Cas is waiting outside the room when they get back; Sam lets himself inside, then shuts the door while Dean is still reaching for the handle.

“Is he okay?” Cas asks.

“Yeah, he’s – can I talk to you for a sec?”

“Of course.”

Nothing comes out; they just stand there for a second, the wind chugging around them, thick as soup.

“Dean,” Cas says, his mouth tugging with concern. “What’s up?”

Dean smiles a little, at how human he sounds. There’s no mistaking what he is, not with his otherworldly edge, or the way he gives off heat like a furnace, or the way the air around him almost crackles, like all that heavenly might is trying to escape.
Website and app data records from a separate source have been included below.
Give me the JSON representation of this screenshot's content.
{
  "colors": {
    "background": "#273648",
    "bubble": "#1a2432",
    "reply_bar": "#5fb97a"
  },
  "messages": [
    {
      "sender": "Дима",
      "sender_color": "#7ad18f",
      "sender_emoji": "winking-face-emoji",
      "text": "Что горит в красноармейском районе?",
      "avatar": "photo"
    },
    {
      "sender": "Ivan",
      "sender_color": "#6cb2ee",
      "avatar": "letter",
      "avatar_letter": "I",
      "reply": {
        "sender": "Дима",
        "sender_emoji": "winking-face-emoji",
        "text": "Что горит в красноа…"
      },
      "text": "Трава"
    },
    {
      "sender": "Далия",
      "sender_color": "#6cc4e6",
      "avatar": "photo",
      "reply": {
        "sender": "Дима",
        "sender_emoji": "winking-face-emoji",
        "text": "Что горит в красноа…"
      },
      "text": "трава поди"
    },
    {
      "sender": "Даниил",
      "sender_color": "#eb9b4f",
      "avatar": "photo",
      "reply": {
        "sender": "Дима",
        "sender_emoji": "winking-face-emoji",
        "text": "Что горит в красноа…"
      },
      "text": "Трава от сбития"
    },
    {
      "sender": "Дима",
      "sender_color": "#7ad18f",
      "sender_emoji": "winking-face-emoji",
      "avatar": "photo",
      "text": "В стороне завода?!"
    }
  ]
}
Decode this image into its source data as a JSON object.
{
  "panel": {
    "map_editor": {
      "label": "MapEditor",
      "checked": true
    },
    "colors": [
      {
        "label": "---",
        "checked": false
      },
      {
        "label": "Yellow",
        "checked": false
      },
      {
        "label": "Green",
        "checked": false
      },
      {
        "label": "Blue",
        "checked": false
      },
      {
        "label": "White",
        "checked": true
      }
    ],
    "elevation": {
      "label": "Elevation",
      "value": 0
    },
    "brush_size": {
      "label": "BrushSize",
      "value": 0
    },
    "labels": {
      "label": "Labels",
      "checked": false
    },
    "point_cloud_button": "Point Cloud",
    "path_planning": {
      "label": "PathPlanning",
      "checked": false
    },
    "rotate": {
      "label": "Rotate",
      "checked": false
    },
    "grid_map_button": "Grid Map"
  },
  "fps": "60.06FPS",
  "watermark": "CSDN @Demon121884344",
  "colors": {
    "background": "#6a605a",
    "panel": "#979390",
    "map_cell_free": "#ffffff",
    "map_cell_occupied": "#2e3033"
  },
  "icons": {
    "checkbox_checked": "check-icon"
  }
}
But he dresses like a hunter now, and he more or less lives at the bunker, and he’ll eat food if Dean cooks it, says it tastes less like molecules when it comes out of Dean’s kitchen.

Dean’s never been great with words, so he takes Cas’ face in both hands, rubbing his thumb at the corner of Cas’ mouth before he leans in and kisses him. Cas makes a soft, inspiring noise into it, and he wraps both arms around Dean’s waist, pulling him closer. The wind rustles the collar of Cas’ coat. Cas tucks one hand under Dean’s shirts, holds it at the small of Dean’s back.

“Is that what you wanted to tell me?” he asks.

“Yeah,” Dean says.

Cas smiles. “Tell me again.”

Why Alabama? This is why Alabama. This is watching the most unbelievable sunrise on the top floor of a parking garage. This is staying up all night getting to know some truly amazing people. This is living in a new state and being able to call it home. This is watching this view knowing it’s THE FIRST GAME DAY OF THE SEASON. This is everything. This is my life. This is Alabama. And I couldn’t be happier.